#### Entries shown:
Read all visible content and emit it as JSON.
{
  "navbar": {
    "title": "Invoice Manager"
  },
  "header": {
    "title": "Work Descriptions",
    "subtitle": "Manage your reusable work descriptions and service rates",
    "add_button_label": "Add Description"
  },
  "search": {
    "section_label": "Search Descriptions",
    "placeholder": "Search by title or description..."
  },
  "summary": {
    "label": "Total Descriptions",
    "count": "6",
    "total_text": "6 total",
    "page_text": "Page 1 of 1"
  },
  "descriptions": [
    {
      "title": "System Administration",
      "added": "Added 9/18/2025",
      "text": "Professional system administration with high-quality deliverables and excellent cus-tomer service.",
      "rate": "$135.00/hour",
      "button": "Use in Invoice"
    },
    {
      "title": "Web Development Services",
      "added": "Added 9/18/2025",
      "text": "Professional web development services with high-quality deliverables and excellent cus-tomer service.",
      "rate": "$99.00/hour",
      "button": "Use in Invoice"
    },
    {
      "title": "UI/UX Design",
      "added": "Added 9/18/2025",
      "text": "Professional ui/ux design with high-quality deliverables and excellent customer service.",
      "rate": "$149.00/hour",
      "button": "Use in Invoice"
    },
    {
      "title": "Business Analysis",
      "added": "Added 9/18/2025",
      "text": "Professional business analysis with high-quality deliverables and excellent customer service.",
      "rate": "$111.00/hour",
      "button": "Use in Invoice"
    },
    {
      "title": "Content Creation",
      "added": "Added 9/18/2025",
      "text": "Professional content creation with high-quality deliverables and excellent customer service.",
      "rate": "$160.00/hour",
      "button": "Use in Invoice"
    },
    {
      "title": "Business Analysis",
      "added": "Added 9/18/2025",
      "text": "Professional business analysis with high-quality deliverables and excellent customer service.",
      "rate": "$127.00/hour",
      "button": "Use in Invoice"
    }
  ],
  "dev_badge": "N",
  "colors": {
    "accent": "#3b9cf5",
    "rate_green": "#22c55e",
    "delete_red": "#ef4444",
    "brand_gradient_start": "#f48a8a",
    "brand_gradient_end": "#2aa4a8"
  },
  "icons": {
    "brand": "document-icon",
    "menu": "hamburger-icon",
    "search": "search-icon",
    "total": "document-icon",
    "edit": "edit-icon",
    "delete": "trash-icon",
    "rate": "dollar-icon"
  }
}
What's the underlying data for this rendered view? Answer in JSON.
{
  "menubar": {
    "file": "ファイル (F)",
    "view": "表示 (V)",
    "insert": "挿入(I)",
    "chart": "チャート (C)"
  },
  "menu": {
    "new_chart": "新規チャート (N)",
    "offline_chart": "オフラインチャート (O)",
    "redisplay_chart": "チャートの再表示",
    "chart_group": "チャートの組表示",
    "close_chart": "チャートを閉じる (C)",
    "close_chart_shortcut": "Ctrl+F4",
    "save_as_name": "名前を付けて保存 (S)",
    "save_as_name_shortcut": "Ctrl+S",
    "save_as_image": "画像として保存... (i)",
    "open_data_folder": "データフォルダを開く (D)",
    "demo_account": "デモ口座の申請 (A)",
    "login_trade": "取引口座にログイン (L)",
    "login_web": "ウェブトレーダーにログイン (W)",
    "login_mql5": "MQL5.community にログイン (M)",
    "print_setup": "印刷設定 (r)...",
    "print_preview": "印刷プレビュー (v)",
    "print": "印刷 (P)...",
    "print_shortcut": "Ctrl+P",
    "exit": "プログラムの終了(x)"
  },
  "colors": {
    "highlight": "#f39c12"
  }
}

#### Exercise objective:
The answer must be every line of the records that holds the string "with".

#### Reply:
      "text": "Professional system administration with high-quality deliverables and excellent cus-tomer service.",
      "text": "Professional web development services with high-quality deliverables and excellent cus-tomer service.",
      "text": "Professional ui/ux design with high-quality deliverables and excellent customer service.",
      "text": "Professional business analysis with high-quality deliverables and excellent customer service.",
      "text": "Professional content creation with high-quality deliverables and excellent customer service.",
      "text": "Professional business analysis with high-quality deliverables and excellent customer service.",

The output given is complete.